The Italian sailing team Luna Rossa Challenge 2013 announced that it will be based in Alameda for the 34th America’s Cup this summer. The news comes just four days after Swedish team Artemis Racing staged a major community event at the Alameda Theatre to highlight its activities on the Island as the official Challenger of Record against Oracle Team USA.

According to the Alameda Journal’s Peter Hagarty, Luna Rossa (“red moon” in Italian) is leasing a 65,400-square-foot former aircraft hangar for the next seven months.

On Tuesday, the City Council will considering extending Artemis’ lease at Alameda Point, which includes the rental of a 110,561-square-foot former hangar, 22,604 square feet of former aircraft taxiway and portions of the Seaplane Lagoon. (The city struck a deal the Navy over lagoon access.)

The base monthly rent for Artemis is $23,400 through May and $25,000 each month after that. If the team decides to stop using the taxiway or lagoon, the monthly rent drops to $21,600.

The Italian team seems to have some deep pockets to cover the Alameda Point rent. Its sponsor, Prada, reportedly plans to invest $55.2 million in the America’s Cup effort.

At Thursday’s event at the Alameda Theatre, presenters highlighted one of Alameda’s many advantages: work on the AC72 catamarans — including their 130-foot-long wing sails — can go on 24 hours a day, seven days a week.
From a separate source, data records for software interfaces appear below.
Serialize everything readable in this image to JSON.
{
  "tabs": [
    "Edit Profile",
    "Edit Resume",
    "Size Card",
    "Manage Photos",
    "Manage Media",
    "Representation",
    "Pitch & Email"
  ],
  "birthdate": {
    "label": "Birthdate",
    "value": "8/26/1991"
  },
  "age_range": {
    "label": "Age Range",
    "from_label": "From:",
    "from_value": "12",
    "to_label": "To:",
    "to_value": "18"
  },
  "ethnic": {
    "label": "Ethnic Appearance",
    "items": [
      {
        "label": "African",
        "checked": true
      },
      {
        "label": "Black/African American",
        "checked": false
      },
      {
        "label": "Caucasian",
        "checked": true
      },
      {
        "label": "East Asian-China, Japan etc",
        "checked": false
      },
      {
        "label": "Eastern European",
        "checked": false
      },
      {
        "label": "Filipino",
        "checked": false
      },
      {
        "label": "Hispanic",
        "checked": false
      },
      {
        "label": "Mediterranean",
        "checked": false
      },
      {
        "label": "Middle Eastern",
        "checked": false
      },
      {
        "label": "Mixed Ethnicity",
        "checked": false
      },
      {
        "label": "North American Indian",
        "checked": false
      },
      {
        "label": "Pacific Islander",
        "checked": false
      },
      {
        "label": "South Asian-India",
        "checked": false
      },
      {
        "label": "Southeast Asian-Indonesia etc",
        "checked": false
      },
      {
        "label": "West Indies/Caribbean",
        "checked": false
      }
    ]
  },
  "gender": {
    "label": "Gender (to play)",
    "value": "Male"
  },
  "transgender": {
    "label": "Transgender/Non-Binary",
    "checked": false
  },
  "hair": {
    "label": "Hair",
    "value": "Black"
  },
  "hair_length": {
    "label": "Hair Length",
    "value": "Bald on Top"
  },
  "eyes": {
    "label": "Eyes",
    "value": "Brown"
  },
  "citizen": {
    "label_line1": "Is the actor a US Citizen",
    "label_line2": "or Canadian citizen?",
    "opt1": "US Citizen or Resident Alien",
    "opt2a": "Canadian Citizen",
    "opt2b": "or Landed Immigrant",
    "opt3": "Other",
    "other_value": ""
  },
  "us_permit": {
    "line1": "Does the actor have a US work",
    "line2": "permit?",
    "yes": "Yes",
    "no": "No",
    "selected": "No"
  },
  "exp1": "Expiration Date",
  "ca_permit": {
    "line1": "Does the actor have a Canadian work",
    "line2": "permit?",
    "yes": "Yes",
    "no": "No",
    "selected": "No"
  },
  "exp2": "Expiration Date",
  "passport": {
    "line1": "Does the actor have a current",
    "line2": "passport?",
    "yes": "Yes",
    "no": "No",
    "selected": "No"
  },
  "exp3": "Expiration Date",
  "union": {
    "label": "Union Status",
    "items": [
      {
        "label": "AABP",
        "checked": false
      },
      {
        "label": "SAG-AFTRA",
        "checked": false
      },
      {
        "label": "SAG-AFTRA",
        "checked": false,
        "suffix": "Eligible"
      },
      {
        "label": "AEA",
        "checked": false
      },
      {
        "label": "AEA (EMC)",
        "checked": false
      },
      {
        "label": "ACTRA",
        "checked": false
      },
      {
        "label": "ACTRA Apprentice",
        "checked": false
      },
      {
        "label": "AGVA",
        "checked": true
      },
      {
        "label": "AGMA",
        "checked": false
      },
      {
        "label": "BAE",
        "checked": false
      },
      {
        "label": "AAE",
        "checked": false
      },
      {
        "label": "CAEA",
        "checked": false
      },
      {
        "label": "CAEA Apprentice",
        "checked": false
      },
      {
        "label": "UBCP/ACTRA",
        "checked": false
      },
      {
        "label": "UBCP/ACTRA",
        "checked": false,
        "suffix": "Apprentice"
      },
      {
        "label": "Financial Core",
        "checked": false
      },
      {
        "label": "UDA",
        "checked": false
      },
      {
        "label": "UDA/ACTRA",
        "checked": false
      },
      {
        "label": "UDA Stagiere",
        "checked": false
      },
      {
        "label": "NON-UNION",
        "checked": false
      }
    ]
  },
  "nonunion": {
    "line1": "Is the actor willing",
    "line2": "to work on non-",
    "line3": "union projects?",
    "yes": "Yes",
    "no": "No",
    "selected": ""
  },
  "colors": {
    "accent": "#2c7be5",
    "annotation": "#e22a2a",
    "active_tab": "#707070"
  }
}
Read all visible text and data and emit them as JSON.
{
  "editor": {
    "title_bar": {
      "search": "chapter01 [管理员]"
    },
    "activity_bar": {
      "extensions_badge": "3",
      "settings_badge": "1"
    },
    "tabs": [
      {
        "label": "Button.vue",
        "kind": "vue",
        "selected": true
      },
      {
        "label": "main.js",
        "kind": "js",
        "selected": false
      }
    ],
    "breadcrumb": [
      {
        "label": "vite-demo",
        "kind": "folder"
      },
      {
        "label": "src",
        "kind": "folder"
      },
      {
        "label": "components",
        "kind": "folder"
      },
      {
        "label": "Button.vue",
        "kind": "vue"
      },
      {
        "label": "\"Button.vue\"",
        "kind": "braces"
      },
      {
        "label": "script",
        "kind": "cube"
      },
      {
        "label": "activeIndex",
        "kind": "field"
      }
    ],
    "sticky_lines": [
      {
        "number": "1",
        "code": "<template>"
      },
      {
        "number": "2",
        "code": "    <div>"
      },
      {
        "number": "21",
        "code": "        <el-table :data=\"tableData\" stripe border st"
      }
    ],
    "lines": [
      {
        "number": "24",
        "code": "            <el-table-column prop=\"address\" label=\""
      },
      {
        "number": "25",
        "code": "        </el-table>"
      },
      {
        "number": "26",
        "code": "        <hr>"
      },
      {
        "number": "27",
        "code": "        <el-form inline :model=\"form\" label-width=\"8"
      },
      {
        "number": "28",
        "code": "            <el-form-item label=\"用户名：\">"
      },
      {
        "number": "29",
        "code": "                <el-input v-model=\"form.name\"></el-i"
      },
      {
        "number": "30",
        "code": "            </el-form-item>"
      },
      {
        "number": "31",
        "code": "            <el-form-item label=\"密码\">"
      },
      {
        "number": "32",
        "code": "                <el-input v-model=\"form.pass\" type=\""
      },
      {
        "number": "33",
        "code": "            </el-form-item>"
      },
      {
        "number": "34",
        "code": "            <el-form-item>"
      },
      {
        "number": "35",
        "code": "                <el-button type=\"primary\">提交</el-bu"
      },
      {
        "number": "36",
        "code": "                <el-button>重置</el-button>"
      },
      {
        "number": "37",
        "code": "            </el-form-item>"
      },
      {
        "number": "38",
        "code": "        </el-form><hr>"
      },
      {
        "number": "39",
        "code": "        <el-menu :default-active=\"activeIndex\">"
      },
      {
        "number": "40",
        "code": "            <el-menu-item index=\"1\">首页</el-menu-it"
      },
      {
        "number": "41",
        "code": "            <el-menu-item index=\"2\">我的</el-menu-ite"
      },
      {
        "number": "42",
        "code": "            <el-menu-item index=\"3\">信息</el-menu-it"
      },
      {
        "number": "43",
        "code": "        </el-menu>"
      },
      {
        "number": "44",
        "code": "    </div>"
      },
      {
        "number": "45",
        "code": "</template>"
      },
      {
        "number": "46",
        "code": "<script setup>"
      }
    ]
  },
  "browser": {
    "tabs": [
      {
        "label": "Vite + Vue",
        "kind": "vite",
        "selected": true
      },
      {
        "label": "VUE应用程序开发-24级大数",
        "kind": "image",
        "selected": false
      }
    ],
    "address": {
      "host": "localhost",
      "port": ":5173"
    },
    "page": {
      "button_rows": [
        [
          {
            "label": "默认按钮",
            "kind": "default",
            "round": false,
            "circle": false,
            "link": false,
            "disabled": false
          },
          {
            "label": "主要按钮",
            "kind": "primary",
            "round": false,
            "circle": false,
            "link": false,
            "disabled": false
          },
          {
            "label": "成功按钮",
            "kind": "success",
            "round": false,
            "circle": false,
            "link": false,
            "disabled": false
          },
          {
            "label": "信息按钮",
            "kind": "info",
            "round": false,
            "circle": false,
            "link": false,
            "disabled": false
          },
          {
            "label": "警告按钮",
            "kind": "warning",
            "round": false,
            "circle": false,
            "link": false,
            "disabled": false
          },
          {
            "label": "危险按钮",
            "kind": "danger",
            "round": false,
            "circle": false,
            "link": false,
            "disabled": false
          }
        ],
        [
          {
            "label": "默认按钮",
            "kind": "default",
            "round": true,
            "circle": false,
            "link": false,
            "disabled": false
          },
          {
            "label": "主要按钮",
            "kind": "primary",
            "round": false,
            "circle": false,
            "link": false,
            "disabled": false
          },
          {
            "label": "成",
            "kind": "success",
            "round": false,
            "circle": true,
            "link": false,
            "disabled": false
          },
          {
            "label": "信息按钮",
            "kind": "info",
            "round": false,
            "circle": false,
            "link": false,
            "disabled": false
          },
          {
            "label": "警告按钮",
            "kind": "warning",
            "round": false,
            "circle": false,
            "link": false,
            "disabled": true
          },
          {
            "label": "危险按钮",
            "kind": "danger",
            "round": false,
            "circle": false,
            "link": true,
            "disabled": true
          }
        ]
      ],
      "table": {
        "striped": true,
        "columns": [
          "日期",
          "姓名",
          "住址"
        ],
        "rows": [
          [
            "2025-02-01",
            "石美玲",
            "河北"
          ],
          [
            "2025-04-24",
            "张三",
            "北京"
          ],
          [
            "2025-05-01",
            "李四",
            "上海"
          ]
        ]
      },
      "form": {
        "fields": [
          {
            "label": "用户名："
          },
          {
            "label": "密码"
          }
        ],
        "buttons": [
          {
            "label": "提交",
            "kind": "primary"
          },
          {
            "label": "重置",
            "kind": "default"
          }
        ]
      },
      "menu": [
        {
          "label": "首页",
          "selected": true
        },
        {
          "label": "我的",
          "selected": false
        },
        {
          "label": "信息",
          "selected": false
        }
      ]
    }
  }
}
In San Francisco, work must stop at about 10 p.m. and can only resume at roughly 7 a.m.

Team Artemis says it is bringing about 130 team and family members, including a design group, to the Island to support its efforts.

For information on Alameda and the America’s Cup, go to a website created by local residents, or visit the city’s website about the event.